▶ **ASSIGNMENT**: Send back every record exactly.

┏━━

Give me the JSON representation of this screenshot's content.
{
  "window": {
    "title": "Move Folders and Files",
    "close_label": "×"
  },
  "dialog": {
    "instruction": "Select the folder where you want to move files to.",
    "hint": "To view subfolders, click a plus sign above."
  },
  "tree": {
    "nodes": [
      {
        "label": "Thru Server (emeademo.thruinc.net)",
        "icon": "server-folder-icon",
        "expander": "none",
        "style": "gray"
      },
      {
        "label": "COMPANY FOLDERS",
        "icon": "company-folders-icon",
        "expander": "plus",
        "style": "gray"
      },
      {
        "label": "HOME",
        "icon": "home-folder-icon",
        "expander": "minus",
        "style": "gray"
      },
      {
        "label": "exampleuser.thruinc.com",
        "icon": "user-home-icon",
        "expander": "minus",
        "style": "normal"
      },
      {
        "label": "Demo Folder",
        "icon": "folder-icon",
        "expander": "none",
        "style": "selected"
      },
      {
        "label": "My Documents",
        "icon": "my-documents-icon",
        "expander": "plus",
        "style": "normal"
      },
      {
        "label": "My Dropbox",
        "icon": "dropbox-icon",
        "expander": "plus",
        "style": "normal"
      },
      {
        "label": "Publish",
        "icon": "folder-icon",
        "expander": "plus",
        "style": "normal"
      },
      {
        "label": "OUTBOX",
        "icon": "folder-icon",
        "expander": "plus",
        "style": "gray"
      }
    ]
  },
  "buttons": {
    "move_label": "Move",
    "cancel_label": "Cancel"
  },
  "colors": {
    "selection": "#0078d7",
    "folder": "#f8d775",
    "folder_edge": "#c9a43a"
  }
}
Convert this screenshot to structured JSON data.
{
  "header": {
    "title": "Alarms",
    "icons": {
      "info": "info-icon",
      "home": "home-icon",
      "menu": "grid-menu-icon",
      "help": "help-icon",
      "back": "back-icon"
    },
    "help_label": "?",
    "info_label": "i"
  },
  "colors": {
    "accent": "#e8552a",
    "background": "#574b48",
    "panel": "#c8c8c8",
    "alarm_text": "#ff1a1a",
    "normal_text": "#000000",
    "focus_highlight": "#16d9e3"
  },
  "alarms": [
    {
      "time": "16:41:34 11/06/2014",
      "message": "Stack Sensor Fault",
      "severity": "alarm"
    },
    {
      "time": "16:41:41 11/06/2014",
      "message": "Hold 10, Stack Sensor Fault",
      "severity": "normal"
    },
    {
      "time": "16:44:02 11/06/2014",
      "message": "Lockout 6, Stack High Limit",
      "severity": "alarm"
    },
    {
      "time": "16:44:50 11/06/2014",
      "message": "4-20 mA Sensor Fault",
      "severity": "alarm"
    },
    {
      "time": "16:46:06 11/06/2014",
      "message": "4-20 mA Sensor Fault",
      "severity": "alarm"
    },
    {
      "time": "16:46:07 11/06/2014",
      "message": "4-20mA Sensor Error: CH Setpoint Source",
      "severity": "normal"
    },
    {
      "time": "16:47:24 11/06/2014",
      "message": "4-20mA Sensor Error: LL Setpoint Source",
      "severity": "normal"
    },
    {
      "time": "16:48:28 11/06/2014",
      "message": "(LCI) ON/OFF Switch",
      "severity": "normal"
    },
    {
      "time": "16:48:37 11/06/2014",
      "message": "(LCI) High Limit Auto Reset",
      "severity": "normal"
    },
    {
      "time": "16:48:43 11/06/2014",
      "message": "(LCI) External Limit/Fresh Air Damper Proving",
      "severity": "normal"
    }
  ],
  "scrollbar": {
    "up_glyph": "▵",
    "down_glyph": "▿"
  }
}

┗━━

▶ **TASK RESPONSE**:
Give me the JSON representation of this screenshot's content.
{
  "window": {
    "title": "Move Folders and Files",
    "close_label": "×"
  },
  "dialog": {
    "instruction": "Select the folder where you want to move files to.",
    "hint": "To view subfolders, click a plus sign above."
  },
  "tree": {
    "nodes": [
      {
        "label": "Thru Server (emeademo.thruinc.net)",
        "icon": "server-folder-icon",
        "expander": "none",
        "style": "gray"
      },
      {
        "label": "COMPANY FOLDERS",
        "icon": "company-folders-icon",
        "expander": "plus",
        "style": "gray"
      },
      {
        "label": "HOME",
        "icon": "home-folder-icon",
        "expander": "minus",
        "style": "gray"
      },
      {
        "label": "exampleuser.thruinc.com",
        "icon": "user-home-icon",
        "expander": "minus",
        "style": "normal"
      },
      {
        "label": "Demo Folder",
        "icon": "folder-icon",
        "expander": "none",
        "style": "selected"
      },
      {
        "label": "My Documents",
        "icon": "my-documents-icon",
        "expander": "plus",
        "style": "normal"
      },
      {
        "label": "My Dropbox",
        "icon": "dropbox-icon",
        "expander": "plus",
        "style": "normal"
      },
      {
        "label": "Publish",
        "icon": "folder-icon",
        "expander": "plus",
        "style": "normal"
      },
      {
        "label": "OUTBOX",
        "icon": "folder-icon",
        "expander": "plus",
        "style": "gray"
      }
    ]
  },
  "buttons": {
    "move_label": "Move",
    "cancel_label": "Cancel"
  },
  "colors": {
    "selection": "#0078d7",
    "folder": "#f8d775",
    "folder_edge": "#c9a43a"
  }
}
Convert this screenshot to structured JSON data.
{
  "header": {
    "title": "Alarms",
    "icons": {
      "info": "info-icon",
      "home": "home-icon",
      "menu": "grid-menu-icon",
      "help": "help-icon",
      "back": "back-icon"
    },
    "help_label": "?",
    "info_label": "i"
  },
  "colors": {
    "accent": "#e8552a",
    "background": "#574b48",
    "panel": "#c8c8c8",
    "alarm_text": "#ff1a1a",
    "normal_text": "#000000",
    "focus_highlight": "#16d9e3"
  },
  "alarms": [
    {
      "time": "16:41:34 11/06/2014",
      "message": "Stack Sensor Fault",
      "severity": "alarm"
    },
    {
      "time": "16:41:41 11/06/2014",
      "message": "Hold 10, Stack Sensor Fault",
      "severity": "normal"
    },
    {
      "time": "16:44:02 11/06/2014",
      "message": "Lockout 6, Stack High Limit",
      "severity": "alarm"
    },
    {
      "time": "16:44:50 11/06/2014",
      "message": "4-20 mA Sensor Fault",
      "severity": "alarm"
    },
    {
      "time": "16:46:06 11/06/2014",
      "message": "4-20 mA Sensor Fault",
      "severity": "alarm"
    },
    {
      "time": "16:46:07 11/06/2014",
      "message": "4-20mA Sensor Error: CH Setpoint Source",
      "severity": "normal"
    },
    {
      "time": "16:47:24 11/06/2014",
      "message": "4-20mA Sensor Error: LL Setpoint Source",
      "severity": "normal"
    },
    {
      "time": "16:48:28 11/06/2014",
      "message": "(LCI) ON/OFF Switch",
      "severity": "normal"
    },
    {
      "time": "16:48:37 11/06/2014",
      "message": "(LCI) High Limit Auto Reset",
      "severity": "normal"
    },
    {
      "time": "16:48:43 11/06/2014",
      "message": "(LCI) External Limit/Fresh Air Damper Proving",
      "severity": "normal"
    }
  ],
  "scrollbar": {
    "up_glyph": "▵",
    "down_glyph": "▿"
  }
}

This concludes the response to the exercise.